Self-confidence Exercise Three
By Ellen Prue
Building unconscious patterns of self-confidence
This exercise builds up an unconscious pattern for confidence.
One of the biggest problems with self-confidence is that people spend their time trying to be less uncomfortable in a situation, or less nervous. Getting away from something is hard, and there’s no guarantee you’ll end up where you want to be. Just like a route map, the exercise lets your mind know where you want to go. Without a clear idea of your destination, you could end up anywhere!
Now, for the first confidence model on your list from exercise two, (if there’s more than one), read carefully through what you wrote about them until you begin to build up a strong idea of them. Then, as long as you’re somewhere you won’t be disturbed for 5 minutes, close your eyes and imagine being with that person in the sort of situation where you admire their confidence.

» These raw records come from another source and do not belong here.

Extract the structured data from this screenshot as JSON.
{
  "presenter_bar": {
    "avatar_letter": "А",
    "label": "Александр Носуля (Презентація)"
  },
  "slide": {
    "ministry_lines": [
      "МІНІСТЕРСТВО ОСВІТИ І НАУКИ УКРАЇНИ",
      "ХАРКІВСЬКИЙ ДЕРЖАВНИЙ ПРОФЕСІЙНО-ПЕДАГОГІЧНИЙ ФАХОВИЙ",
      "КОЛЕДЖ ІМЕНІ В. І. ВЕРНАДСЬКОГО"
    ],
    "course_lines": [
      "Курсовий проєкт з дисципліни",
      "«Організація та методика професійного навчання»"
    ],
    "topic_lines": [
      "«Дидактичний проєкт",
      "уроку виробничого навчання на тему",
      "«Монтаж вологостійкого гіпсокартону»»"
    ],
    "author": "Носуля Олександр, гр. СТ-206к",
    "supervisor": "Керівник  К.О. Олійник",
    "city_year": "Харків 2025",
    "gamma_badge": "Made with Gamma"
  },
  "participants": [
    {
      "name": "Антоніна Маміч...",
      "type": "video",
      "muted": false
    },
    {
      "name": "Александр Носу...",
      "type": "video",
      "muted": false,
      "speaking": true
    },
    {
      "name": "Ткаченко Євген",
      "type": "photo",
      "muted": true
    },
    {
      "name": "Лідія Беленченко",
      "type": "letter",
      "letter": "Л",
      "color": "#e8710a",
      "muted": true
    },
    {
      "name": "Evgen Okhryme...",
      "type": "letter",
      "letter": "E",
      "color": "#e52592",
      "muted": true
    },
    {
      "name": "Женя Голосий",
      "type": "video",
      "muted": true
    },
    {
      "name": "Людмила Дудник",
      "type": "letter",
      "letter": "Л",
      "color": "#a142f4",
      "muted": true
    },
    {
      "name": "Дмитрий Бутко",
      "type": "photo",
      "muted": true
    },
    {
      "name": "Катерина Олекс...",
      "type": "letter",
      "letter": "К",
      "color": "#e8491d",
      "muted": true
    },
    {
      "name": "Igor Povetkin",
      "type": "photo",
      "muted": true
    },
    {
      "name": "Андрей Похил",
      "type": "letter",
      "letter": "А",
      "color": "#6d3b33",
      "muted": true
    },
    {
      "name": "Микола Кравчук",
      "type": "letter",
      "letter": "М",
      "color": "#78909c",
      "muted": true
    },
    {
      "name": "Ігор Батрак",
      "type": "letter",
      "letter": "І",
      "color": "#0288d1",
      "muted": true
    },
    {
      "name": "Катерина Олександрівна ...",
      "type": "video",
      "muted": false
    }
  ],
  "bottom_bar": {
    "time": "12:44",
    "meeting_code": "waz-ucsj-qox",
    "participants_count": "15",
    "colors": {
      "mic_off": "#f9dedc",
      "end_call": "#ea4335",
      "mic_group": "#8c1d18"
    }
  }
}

The more relaxed you are, the better this works. Focus on the way their voice sounds, the way they look, how other people interact with them, the way they stand or sit, their facial expressions, gestures and so on…
Once you’ve got a good imagination of that person in your mind, then imagine merging with them, or drifting into them. Imagine what it’s like to be that person, seeing how others react to you, how they look at you, how they talk to you, how it feels to be that person.
Some people find this very easy; others take longer to become good at it. However, it is worth the effort – successful people are naturally good at this type of imaginative exercise – it’s an essential ingredient for success.
Although this may seem very simple, it is startlingly effective. If you can ride a bike, you may remember a time when it was very hard to do. Then all of a sudden, it became easy. After that, even if you haven’t ridden a bike for years, you can hop back on one and off you go! This is how this exercise works. By imaginative rehearsal, you teach your mind to perform the skill unconsciously. So, just like with riding a bike, confidence becomes effortless.
Some people worry that if they’re copying someone else, they’re not being themselves. Well, guess how confident people got that way? They learnt it somewhere!
Usually this is by copying other people unconsciously while growing up, be it their parents or peers. This is partially how we form our personalities – by ‘trying things on’ and keeping the things we like.
One last tip for keeping your confidence is to surround yourself with optimistic, positive people and ideas. You can’t expect to be at your best if people around you are always bringing you down. This doesn’t mean I advocate dumping your less upbeat friends of course, just to be aware of the effect that others can have on you.
Read over what you have written in your course notes so far, just to get you in the swing of things. Do this now before reading further, paying particular attention to your answers to the questions in exercise one.